TASK DATA below:
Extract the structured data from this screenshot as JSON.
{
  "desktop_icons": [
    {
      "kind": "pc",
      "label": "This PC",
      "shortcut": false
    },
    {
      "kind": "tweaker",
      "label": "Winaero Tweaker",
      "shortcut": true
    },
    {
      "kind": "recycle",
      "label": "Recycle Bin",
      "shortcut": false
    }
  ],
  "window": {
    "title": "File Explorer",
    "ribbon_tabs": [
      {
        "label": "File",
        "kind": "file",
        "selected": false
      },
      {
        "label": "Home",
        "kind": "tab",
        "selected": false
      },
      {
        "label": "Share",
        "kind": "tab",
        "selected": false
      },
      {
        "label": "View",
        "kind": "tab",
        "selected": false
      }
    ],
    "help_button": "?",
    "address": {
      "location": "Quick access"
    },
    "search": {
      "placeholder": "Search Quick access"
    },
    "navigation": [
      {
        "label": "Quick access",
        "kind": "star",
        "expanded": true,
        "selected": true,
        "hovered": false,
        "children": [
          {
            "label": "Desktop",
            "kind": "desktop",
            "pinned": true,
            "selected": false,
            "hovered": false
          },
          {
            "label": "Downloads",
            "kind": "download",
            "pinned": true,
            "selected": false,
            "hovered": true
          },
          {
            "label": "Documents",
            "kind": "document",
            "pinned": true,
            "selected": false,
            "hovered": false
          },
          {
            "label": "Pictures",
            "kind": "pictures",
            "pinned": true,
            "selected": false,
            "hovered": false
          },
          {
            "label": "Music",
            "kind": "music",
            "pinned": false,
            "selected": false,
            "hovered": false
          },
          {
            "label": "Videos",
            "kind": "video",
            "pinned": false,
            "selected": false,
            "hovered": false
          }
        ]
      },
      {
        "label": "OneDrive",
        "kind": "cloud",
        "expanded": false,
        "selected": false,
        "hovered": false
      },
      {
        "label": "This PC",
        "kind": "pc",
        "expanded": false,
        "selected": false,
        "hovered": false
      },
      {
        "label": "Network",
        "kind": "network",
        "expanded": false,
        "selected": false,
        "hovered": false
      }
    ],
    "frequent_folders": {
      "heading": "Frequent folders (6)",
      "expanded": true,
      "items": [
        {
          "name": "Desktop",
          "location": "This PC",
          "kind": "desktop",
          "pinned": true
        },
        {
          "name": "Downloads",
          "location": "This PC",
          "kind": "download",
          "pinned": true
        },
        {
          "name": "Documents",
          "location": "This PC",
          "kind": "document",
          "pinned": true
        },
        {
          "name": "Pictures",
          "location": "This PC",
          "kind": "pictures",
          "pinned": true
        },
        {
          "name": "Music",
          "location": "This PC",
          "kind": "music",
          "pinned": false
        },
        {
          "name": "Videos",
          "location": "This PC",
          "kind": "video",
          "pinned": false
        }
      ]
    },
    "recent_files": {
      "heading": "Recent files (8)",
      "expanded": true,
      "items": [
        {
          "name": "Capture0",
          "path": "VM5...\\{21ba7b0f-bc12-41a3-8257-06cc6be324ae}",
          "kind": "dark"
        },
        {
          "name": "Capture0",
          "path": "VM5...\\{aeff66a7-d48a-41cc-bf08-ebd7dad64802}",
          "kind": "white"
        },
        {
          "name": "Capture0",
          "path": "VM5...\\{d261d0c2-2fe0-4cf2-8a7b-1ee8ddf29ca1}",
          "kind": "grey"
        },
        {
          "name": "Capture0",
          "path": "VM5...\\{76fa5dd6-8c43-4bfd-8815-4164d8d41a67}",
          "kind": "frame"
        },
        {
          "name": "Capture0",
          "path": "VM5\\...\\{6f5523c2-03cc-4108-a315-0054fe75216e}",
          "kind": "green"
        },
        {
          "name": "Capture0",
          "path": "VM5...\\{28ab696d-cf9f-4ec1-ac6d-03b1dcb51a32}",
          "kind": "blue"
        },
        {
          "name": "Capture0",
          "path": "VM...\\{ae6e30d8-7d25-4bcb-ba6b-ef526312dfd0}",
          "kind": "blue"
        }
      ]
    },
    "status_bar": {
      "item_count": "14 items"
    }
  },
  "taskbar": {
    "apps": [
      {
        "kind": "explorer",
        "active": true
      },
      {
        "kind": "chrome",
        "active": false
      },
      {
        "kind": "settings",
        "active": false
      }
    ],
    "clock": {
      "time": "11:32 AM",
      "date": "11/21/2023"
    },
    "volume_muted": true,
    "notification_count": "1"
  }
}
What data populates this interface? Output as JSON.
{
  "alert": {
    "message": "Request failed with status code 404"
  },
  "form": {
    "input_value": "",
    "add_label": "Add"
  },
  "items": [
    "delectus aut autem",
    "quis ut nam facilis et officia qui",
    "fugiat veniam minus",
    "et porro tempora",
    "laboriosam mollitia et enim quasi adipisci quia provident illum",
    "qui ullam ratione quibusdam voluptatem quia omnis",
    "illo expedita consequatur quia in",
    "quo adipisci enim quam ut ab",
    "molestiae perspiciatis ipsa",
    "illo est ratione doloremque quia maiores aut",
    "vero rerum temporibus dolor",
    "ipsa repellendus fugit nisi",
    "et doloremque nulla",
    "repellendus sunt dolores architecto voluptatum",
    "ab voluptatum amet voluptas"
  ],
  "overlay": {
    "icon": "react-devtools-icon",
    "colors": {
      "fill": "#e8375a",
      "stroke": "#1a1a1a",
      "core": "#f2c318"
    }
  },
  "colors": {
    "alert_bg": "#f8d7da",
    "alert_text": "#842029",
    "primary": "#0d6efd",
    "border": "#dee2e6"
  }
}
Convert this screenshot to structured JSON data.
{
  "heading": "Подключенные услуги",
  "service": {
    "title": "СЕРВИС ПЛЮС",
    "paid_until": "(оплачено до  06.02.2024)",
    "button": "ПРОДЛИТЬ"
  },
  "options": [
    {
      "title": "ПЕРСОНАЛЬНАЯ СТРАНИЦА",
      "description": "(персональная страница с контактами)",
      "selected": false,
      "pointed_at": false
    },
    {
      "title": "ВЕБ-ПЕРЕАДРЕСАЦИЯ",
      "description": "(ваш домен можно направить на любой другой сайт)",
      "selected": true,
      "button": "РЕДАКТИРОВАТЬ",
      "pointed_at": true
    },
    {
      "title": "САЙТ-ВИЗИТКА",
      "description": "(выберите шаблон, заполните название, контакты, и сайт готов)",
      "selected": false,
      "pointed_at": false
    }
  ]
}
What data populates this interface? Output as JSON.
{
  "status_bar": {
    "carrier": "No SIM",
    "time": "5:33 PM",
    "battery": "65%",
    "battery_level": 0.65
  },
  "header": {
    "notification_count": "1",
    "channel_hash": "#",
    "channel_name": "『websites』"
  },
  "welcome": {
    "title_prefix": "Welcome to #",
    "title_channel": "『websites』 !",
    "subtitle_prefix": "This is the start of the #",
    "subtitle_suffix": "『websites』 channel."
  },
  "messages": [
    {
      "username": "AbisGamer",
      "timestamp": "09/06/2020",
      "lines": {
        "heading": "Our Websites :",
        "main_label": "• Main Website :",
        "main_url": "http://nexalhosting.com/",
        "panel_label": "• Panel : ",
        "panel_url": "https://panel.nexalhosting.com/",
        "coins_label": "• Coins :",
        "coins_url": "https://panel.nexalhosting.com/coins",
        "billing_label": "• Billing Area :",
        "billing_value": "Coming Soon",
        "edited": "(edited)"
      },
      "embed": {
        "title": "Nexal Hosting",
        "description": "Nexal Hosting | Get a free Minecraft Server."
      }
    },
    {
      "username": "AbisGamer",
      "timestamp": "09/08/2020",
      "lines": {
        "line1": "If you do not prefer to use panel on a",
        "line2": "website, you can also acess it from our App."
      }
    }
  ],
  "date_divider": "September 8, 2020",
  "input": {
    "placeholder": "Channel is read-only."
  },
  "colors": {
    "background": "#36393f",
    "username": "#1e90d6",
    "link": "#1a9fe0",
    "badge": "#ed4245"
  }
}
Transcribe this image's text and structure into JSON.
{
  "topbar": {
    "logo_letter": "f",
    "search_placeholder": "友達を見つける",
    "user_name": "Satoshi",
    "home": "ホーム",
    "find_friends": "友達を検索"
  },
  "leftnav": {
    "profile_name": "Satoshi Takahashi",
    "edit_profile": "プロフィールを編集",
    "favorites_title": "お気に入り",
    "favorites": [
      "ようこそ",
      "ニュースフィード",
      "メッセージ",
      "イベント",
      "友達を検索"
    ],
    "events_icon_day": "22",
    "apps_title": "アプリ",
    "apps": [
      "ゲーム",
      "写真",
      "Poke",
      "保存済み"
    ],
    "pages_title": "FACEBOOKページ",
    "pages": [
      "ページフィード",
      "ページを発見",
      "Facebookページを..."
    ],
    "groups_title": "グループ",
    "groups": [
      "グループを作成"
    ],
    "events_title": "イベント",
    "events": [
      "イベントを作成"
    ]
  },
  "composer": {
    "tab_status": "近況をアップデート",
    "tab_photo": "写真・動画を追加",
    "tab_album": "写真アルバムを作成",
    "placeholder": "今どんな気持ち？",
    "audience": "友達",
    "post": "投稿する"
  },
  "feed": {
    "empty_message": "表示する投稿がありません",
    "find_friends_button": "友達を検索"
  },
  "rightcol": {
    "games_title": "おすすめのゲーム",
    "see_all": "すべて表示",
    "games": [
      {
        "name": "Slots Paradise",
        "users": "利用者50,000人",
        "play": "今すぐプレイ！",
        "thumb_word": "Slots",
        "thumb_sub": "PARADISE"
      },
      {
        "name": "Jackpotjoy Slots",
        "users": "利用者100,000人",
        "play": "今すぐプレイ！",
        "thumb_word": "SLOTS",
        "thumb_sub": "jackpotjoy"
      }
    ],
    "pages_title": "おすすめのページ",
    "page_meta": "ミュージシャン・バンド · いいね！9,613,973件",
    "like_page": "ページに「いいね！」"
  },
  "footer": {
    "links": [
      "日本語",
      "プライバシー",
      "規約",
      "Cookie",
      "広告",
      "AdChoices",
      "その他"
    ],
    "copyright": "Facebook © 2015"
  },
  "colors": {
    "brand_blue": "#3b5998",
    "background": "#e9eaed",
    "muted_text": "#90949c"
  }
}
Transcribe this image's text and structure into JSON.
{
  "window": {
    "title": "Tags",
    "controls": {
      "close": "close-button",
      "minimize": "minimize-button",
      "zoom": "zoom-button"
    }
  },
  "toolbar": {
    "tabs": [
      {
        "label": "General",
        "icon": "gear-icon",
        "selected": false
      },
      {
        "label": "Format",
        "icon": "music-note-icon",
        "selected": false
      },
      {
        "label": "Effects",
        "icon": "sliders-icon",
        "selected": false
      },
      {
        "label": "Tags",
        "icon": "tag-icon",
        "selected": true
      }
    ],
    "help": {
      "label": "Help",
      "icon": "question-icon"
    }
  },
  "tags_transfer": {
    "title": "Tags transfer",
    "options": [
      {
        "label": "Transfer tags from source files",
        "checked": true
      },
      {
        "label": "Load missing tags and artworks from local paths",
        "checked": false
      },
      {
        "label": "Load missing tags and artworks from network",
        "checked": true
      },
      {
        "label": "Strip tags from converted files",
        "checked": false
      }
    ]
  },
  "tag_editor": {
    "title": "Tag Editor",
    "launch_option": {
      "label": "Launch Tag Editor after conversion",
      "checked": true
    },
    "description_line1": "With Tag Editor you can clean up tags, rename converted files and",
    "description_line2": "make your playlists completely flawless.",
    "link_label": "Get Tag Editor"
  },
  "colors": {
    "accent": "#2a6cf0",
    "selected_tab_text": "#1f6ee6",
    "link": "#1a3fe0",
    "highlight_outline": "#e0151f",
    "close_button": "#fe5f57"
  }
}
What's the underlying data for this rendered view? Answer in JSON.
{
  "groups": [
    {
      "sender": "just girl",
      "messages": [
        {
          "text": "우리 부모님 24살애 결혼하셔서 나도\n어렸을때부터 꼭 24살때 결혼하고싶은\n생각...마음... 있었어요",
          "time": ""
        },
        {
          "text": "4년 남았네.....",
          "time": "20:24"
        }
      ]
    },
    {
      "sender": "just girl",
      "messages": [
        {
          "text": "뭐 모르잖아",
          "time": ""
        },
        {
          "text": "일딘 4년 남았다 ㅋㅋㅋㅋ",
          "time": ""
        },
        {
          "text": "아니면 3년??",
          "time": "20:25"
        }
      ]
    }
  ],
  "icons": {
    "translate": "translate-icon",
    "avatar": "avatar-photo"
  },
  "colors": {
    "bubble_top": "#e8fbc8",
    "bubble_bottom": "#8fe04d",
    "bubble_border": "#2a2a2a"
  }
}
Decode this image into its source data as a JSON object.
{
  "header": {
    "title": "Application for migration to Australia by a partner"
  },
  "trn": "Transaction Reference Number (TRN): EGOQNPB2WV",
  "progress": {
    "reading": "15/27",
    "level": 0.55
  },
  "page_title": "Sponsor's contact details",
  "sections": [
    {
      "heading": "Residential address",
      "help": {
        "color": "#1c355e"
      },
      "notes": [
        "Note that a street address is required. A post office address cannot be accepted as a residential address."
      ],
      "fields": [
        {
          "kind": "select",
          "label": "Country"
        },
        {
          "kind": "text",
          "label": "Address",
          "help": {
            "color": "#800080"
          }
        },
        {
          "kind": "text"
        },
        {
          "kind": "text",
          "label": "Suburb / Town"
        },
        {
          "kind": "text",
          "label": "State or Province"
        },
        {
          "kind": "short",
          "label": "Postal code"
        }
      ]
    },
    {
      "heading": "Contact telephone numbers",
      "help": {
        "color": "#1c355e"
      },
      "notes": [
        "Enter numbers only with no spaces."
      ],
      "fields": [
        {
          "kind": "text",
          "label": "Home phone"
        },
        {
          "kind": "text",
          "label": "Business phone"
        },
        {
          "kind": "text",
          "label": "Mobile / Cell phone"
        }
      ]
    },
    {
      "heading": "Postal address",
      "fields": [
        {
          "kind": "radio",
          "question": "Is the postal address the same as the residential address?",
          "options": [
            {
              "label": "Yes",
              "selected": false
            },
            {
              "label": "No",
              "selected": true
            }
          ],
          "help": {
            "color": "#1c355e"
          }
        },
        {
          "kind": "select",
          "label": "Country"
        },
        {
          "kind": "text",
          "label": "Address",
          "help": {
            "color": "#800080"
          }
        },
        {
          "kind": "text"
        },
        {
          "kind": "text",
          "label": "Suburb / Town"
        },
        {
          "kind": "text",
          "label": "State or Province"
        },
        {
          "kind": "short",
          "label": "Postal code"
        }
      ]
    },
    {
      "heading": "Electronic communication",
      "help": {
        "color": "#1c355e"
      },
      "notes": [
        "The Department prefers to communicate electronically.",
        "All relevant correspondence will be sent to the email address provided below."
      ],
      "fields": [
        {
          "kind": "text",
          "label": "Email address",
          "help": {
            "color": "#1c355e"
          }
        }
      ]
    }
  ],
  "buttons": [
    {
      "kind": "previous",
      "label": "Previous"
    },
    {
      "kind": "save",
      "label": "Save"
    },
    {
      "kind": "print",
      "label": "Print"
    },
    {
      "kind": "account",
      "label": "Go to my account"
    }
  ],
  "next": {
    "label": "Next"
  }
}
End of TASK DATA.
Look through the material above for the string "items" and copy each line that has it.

      "items": [
      "items": [
      "item_count": "14 items"
  "items": [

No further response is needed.